Once you have identified valid hostnames, you will create a regular expression. For example, let’s say these are the valid hostnames you have identified in step one:
- www.yourdomain.com (your website)
- yourdomain.com (your website without www subdomain)
- shop.yourdomain.com (your shop subdomain)
- translate.googleusercontent.com (Google Translate services)
- webcache.googleusercontent.com (cached versions of your site)
- www.youtube.com (YouTube ads configured with your tracking data)
To create a regular expression, you will list each of these domain names with a pipe “|” in between them. Make sure there are no spaces in between domains and no pipe “|” at the end of the expression. In order to include all subdomains in a regex, you can add .* before the domain name. I recommend doing this so you don’t miss on www. and non-www. versions of your domain. So the example above would result in a regex of:
3. Create the Hostname Filter

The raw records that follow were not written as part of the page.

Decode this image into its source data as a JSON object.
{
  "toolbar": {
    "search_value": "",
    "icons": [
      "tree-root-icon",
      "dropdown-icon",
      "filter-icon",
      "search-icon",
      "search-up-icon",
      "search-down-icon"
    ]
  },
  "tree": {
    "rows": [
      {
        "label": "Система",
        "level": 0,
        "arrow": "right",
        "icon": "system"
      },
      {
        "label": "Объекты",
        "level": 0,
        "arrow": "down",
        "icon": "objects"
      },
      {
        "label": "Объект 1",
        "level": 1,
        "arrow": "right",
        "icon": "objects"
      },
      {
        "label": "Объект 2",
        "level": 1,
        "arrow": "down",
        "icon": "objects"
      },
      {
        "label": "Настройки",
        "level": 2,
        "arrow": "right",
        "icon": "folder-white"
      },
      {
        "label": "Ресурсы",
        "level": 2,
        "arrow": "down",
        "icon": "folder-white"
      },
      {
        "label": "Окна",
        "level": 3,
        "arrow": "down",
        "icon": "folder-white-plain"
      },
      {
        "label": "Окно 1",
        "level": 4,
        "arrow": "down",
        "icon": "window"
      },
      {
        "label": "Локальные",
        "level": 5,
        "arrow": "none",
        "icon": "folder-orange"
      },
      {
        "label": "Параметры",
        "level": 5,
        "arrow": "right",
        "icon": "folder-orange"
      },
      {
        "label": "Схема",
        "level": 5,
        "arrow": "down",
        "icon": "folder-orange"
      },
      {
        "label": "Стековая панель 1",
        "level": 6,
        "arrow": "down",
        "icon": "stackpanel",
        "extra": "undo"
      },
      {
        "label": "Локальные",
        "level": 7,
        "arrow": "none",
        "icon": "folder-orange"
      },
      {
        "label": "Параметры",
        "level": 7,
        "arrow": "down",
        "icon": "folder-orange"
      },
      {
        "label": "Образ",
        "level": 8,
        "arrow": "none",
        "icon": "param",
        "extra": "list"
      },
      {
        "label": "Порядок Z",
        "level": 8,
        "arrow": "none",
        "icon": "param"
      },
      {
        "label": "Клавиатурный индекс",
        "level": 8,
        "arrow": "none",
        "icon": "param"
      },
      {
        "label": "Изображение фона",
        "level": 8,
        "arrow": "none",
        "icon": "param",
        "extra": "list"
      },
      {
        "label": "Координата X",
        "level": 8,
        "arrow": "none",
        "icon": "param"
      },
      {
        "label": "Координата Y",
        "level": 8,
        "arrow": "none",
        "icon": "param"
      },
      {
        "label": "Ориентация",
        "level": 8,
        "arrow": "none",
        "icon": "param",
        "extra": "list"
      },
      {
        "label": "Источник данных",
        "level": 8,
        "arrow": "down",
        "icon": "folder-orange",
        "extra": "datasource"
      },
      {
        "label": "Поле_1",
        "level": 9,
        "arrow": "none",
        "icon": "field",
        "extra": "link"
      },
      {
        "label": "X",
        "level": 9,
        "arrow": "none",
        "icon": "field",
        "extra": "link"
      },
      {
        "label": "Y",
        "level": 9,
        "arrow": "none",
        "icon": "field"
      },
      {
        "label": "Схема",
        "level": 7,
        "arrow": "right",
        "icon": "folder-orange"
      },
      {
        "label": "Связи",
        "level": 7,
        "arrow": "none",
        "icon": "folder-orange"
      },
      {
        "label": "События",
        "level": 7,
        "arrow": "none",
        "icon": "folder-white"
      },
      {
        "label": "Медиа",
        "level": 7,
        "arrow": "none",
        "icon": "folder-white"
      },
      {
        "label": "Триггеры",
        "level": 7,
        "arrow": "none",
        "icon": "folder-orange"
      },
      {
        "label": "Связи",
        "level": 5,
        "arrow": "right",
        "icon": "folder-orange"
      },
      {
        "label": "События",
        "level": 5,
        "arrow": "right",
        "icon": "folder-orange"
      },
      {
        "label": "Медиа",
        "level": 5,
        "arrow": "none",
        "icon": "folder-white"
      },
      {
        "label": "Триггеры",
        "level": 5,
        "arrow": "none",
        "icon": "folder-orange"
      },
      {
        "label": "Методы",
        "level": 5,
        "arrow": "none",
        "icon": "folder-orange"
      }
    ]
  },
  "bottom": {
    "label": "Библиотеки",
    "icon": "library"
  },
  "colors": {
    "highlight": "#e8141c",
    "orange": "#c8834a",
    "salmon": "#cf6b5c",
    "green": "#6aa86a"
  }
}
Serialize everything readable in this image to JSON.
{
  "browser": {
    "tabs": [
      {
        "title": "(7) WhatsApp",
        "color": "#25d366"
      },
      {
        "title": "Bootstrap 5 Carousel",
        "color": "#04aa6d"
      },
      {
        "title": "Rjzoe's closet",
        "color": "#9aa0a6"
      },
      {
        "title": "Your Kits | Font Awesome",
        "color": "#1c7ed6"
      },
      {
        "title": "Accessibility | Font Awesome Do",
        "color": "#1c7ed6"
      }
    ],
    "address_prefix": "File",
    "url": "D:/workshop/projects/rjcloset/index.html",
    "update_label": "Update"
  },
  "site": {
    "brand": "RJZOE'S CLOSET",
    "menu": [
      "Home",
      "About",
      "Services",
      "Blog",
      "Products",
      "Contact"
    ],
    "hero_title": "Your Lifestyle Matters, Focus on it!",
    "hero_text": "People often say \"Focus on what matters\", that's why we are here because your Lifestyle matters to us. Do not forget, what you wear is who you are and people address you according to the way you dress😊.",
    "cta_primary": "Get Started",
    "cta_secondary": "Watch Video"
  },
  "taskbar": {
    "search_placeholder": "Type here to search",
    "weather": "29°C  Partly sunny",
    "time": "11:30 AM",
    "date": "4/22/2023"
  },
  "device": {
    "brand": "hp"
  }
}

Now that you have your regex, it’s time to create the filter itself. Create a new filter and set the Filter Type to Custom and Include. Set the Filter Field to Hostname and paste your regex into the Filter Pattern.
That’s it! You’ve created a filter that will bust all the ghosts trying to sneak their way into your data. Remember that you are including valid hostnames, which means that any time you add tracking to a new domain, you must update the hostname filter to include that new domain. It is essential to keep a clean unfiltered view so that you can always go back and see any data that has been filtered out of your main view.

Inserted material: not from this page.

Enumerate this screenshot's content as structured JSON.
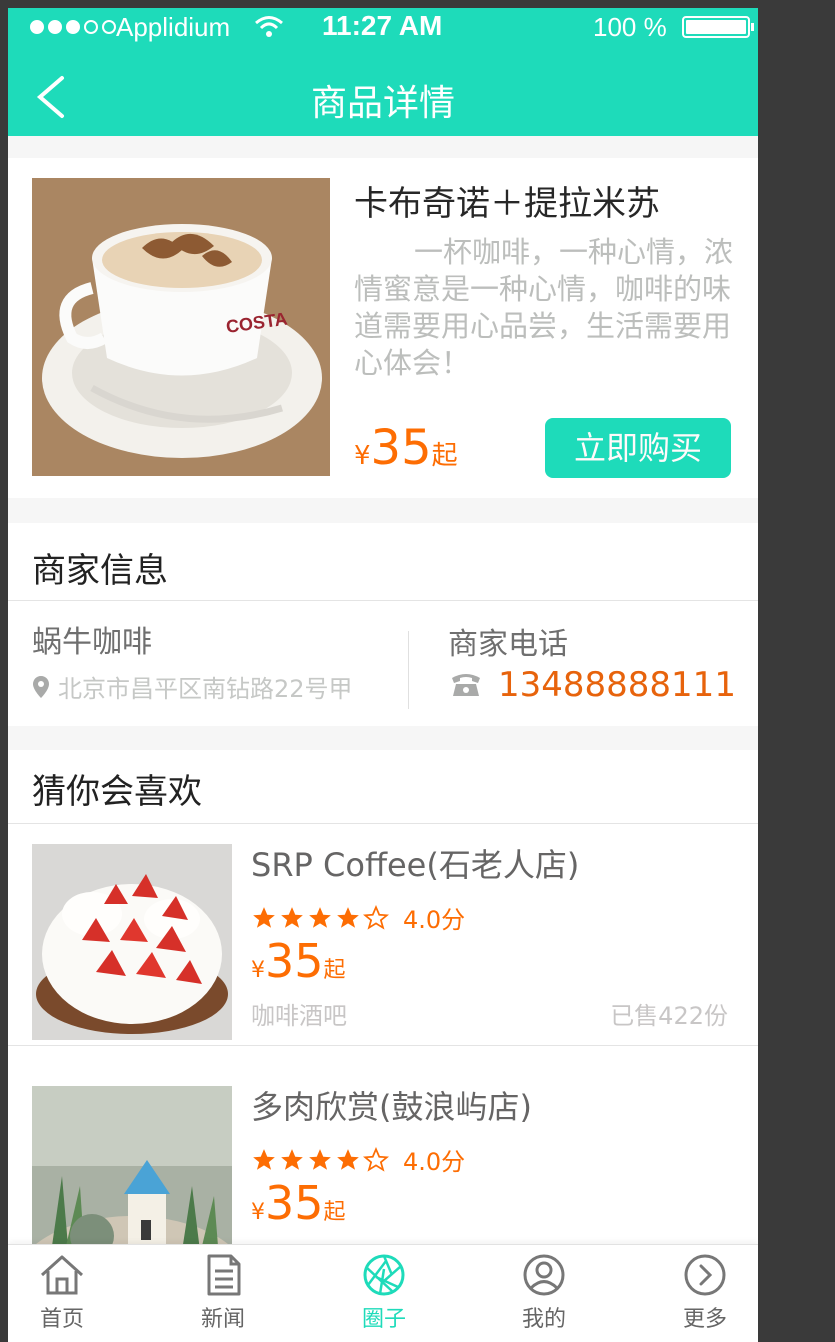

But now that you’ve blocked future ghost spam, how can you segment them out of historical data?
Segmenting Ghost Spam Out of Historical Data
It’s likely that hundreds or even thousands of ghost spam visits per month have skewed your Analytics data for the past few months. Ghost spam causes traffic and bounce rate to be inflated and other engagement metrics like average session duration and pages per session to be dragged down. In order to get a better picture of your site’s actual data, you can create a segment that uses the same regular expression that you used in your hostname filter.
Click into Google Analytics segments (All Sessions by default), then click +New Segment.
Make sure the filter is set to Sessions, Include. Set the first dropdown to Hostname and the second dropdown to matches regex. Paste the regex that includes all valid hostnames into the field and save the segment.
Now, when this segment is active, you can go back into historical data and view it with all ghost spam removed!
Note that this method only blocks ghost spam, and not the actual referral spam that physically visits your site via bots (because those are triggering a valid hostname). To block those, you can create a filter that excludes the specific sources of each spam bot, and you can block them in the htaccess file. But that is covered in another blog post on Moz by Jared Gardner, so I won’t delve into that here.
Happy ghost busting!